--- SUPPLIED RECORDS ---

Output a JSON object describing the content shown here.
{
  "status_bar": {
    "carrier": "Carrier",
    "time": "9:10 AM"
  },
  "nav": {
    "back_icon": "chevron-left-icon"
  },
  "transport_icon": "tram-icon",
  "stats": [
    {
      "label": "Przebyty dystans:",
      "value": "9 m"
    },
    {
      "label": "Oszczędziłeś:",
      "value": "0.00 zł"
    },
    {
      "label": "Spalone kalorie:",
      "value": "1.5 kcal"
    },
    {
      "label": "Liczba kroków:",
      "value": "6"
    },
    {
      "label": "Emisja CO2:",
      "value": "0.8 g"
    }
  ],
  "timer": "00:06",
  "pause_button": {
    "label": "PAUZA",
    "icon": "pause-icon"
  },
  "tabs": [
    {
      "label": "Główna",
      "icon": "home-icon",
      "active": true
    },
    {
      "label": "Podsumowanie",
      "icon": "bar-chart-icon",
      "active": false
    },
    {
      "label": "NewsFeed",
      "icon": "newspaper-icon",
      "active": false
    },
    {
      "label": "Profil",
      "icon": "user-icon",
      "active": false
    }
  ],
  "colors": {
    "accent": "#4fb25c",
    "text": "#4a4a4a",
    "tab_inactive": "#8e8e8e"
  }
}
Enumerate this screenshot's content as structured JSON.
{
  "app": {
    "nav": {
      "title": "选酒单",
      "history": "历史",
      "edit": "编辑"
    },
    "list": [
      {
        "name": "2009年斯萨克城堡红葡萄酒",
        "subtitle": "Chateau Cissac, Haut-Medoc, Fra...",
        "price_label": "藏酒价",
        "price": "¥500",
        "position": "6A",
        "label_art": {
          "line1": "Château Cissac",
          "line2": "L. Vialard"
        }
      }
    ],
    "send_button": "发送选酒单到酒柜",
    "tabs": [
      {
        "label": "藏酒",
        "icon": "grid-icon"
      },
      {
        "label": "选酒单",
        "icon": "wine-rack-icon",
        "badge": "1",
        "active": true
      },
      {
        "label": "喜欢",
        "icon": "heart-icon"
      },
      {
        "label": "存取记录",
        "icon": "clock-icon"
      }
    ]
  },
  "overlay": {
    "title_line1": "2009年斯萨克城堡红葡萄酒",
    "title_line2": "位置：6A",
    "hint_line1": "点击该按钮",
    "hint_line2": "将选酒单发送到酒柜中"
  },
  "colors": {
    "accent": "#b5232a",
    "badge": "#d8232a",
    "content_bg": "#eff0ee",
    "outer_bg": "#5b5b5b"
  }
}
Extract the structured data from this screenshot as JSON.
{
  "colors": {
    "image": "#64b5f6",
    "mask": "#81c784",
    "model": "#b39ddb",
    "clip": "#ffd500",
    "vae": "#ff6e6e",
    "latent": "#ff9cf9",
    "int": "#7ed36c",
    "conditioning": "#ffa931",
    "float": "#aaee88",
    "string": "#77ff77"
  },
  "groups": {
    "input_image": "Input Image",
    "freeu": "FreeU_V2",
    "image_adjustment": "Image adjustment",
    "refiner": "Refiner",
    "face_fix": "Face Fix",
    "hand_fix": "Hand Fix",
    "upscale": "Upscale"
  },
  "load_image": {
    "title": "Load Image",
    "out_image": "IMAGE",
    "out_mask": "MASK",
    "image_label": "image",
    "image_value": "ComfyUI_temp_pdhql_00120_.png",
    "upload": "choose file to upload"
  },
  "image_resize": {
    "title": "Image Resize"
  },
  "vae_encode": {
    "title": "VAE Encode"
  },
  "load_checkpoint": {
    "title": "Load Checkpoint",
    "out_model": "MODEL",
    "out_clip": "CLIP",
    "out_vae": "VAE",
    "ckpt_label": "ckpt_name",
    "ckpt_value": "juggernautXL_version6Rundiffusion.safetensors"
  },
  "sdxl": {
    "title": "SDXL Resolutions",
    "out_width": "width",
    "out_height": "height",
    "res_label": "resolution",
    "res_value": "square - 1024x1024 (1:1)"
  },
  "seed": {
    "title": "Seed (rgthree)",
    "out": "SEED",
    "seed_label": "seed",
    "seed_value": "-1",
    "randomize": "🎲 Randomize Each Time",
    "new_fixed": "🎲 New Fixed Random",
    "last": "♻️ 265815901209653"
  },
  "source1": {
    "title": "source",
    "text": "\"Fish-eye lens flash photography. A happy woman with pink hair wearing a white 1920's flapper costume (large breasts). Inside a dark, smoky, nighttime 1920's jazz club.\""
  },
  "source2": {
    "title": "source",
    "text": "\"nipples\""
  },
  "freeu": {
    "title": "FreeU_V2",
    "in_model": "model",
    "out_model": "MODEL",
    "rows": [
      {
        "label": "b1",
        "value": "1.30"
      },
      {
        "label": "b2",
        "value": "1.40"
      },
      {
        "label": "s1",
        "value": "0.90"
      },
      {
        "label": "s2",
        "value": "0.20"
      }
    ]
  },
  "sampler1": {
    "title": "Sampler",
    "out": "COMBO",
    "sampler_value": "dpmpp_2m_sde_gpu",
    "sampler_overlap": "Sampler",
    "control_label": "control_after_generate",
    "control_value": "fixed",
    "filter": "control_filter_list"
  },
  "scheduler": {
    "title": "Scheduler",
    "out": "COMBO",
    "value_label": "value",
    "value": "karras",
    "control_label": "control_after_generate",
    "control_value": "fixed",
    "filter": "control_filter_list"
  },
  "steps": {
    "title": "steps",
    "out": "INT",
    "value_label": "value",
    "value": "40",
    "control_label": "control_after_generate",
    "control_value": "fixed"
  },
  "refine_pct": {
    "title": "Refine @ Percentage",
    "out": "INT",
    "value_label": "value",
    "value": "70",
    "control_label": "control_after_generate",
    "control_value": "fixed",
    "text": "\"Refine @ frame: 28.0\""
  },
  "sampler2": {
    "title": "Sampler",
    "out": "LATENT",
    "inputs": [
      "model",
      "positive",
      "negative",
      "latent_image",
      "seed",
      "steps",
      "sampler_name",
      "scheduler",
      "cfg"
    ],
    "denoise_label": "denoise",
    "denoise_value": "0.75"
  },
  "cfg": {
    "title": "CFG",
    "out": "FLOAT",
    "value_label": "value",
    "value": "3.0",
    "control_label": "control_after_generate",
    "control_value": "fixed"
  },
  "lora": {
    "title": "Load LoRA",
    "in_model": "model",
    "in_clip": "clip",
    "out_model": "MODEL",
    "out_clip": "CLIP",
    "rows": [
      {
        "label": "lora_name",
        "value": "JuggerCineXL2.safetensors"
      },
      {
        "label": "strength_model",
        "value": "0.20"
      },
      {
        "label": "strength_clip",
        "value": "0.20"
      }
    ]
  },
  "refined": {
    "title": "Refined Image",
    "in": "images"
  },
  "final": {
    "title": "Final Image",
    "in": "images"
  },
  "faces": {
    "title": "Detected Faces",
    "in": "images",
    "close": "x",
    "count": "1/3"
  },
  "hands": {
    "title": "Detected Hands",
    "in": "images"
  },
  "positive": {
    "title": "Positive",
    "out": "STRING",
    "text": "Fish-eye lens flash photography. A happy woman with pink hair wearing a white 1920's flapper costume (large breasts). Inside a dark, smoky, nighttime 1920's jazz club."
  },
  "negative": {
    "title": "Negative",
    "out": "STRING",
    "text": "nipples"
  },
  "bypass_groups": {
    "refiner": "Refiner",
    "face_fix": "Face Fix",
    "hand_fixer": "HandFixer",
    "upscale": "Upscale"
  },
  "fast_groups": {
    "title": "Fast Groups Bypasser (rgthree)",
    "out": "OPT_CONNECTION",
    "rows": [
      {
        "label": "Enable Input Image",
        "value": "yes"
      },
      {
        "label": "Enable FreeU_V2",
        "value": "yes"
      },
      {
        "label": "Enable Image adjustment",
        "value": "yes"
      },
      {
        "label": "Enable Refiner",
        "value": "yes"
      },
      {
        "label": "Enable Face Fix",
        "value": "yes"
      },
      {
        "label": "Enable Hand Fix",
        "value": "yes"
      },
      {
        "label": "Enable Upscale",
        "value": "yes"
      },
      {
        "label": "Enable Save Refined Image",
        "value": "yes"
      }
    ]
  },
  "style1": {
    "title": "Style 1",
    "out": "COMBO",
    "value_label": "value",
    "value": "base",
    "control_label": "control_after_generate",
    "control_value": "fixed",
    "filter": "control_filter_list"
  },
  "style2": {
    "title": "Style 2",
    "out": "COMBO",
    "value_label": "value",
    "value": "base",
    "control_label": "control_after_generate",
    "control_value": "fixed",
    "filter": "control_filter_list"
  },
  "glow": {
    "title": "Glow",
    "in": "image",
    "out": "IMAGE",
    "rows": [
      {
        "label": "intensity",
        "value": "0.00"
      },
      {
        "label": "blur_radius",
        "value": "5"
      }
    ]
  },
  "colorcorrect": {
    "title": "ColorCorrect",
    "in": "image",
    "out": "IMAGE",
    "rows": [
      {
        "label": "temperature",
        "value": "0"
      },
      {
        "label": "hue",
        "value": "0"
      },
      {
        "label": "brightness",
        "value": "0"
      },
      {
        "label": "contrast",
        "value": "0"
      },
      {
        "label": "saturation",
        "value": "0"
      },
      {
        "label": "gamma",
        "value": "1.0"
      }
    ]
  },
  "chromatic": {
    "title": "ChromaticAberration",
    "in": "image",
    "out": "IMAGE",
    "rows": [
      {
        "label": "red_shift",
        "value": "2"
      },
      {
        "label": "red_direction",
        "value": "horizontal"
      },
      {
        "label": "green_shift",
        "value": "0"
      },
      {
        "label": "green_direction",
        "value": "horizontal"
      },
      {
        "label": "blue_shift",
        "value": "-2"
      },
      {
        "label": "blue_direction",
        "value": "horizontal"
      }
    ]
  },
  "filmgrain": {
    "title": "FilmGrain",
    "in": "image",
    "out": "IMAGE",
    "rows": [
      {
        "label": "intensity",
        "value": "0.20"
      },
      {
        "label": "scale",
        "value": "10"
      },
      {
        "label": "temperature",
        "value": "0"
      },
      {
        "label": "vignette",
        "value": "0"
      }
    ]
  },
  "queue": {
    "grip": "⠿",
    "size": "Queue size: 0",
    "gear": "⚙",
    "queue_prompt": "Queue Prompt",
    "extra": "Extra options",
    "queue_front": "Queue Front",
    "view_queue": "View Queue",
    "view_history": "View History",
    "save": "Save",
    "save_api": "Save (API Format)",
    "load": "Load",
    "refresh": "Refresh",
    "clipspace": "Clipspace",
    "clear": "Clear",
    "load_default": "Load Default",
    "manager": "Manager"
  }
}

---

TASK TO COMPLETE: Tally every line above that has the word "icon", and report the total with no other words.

OUTPUT OF THE TASK: 11